We congregate at the office at 6:30 in the morning, pile our gear and ourselves into three jeeps, and drive three hours to a picnic spot by a river. It is hot and much more humid than in the city of Darjeeling itself. We start a fire and pitch a tent for shade. I sit with my co-workers chopping vegetables which designated cooks turn into pakoras accompanying three kinds of barbecued meat. We make a table of newspapers spread on smoothed over sand. Ruben, our office director, gives a toast: “To JC, Arunima, and Sona, who are leaving the office. This may be the end of a working relationship, but we hope it is also the beginning of a lifelong friendship.”

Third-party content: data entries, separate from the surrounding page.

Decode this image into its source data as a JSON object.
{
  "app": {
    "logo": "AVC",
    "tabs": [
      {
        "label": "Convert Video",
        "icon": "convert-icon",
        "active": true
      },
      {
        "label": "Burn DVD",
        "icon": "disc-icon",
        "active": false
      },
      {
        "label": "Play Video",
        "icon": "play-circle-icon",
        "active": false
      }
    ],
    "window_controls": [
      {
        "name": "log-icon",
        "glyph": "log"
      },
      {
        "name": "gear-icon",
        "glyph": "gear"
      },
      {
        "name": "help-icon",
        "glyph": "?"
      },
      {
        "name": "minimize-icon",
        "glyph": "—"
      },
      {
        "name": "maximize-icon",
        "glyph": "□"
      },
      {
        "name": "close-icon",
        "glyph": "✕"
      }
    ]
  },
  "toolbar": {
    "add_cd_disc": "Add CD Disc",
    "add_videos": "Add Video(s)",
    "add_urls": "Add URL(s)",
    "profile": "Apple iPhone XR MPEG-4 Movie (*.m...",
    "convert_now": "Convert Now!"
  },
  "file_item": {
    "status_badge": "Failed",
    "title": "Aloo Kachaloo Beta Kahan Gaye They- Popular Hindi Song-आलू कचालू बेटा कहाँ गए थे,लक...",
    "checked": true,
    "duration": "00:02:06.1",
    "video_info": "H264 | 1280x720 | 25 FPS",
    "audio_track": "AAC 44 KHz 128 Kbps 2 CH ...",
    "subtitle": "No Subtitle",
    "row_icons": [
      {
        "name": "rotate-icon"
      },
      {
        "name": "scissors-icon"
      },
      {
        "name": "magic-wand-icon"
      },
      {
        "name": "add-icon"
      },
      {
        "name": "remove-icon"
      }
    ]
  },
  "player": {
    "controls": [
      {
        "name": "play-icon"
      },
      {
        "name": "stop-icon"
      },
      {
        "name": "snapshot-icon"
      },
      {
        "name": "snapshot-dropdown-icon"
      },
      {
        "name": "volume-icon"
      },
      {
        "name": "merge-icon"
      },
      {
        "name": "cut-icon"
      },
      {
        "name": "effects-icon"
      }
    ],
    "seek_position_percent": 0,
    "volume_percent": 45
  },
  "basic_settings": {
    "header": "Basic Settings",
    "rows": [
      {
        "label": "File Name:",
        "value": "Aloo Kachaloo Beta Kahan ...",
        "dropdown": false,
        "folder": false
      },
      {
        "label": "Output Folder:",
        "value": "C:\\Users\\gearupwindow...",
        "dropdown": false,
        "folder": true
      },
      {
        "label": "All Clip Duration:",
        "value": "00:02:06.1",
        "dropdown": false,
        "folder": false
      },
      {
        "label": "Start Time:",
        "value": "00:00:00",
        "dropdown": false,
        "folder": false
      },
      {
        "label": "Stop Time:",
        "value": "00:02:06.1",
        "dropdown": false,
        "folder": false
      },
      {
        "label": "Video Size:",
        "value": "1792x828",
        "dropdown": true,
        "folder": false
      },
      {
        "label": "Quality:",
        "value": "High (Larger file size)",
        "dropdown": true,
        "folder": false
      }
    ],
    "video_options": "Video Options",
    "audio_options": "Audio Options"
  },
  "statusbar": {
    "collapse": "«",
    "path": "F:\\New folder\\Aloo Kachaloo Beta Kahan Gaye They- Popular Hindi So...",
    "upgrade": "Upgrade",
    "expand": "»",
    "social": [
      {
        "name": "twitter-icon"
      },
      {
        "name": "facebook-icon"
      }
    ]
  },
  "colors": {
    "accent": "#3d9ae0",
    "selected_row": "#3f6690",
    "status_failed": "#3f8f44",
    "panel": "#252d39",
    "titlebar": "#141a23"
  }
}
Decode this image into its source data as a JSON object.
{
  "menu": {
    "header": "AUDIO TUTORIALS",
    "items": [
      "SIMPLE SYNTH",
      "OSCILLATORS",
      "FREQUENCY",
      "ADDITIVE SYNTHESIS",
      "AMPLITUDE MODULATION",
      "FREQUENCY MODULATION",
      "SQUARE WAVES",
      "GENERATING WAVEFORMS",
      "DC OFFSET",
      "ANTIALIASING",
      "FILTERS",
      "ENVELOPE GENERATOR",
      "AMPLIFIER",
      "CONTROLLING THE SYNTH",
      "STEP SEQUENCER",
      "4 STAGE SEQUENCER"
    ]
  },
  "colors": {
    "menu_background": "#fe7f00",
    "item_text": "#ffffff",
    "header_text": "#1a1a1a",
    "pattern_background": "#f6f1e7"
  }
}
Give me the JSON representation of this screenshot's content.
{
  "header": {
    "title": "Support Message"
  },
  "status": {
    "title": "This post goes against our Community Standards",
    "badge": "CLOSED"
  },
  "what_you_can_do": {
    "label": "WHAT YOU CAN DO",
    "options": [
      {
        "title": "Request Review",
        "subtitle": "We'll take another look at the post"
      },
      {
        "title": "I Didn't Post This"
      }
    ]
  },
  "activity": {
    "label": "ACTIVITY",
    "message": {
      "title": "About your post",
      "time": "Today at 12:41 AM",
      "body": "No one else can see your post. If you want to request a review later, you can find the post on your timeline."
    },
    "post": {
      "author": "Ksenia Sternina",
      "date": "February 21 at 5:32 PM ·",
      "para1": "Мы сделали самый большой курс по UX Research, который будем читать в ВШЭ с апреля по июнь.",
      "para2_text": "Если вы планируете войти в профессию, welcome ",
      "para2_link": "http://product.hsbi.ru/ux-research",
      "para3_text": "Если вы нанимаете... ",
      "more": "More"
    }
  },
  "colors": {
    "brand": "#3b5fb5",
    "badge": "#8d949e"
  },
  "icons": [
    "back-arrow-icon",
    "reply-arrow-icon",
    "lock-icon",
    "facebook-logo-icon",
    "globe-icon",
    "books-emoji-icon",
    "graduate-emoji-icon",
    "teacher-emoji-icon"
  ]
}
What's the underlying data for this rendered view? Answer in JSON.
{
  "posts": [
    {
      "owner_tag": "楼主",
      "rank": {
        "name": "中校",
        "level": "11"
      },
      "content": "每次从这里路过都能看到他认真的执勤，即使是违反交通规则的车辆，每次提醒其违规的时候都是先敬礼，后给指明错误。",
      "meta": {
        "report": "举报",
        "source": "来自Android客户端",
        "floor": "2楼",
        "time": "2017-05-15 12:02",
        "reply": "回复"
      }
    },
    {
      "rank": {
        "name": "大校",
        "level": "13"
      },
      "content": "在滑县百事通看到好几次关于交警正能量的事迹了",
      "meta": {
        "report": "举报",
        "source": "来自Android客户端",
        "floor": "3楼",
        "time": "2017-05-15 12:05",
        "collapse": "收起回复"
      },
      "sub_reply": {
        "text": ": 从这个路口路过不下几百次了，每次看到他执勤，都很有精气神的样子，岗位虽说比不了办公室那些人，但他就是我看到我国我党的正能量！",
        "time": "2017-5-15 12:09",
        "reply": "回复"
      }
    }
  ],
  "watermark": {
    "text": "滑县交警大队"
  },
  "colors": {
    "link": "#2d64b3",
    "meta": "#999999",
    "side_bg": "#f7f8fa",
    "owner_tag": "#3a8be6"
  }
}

I’ve always found it hard to live consciously in the moment. I often find myself brooding over and replaying things that have already happened, or becoming anxious over worse-case scenarios that could happen in the future. At my steadier periods I’m usually too engrossed in the thing I’m doing to notice the details or experience the act in a meaningful way. I know that these mental vagaries are not uncommon for people, and that it actually takes a lot of training to get your mind to stand still for a change. While living in India these past 10 months I’ve put myself through an ad-hoc training of sorts to help myself live more mindfully. A little structured meditation or awareness techniques here and there. Nothing too consistent or methodical, but enough to have elicited some noticeable progress, especially now during my last few days in Darjeeling.
I find myself staring at things with the intensity and urgency that comes with knowing it may be several years before I return again, so I must experience and remember these things now. The hills look different each hour of each day. I take it in. On the road, the fern leaves extend in an act of giving. In the afternoon, they close in an act of retreat. I look at the dusty illustrated alphabet posters on the walls of our partner schools: “A” is for “Apple.” “B” is for “Ball.” Gaps between the classroom walls’ wooden slats let in the sun and the wind. I have come to know these children’s faces and medical histories. Today the children are sent home early since the school did not receive its government provided mid-day meal rations. When our office-didi hands me tea, I notice how during the exchange we both touch our left hands to our right elbow as a sign of respect. I feel the poignancy of the internalized gesture.
The office picnic was something everyone had talked about doing to celebrate this or that, but which always ended up getting postponed for whatever reason. Now that I think of it, I’m glad that when the picnic finally happens it is at the end of my fellowship experience, when I can really appreciate having fun with co-workers I have grown quite close to. We turn up the jeep radio and I carefully take in the experience of dancing with my co-workers and friends by the side of a river in the Himalayas. On the drive home we stop for green tea at the Tourist Lodge in Kurseong. It is the same place in which I drank a lemon soda to calm a motion-sick stomach when I first came to Darjeeling. I feel very present, and I feel very thankful.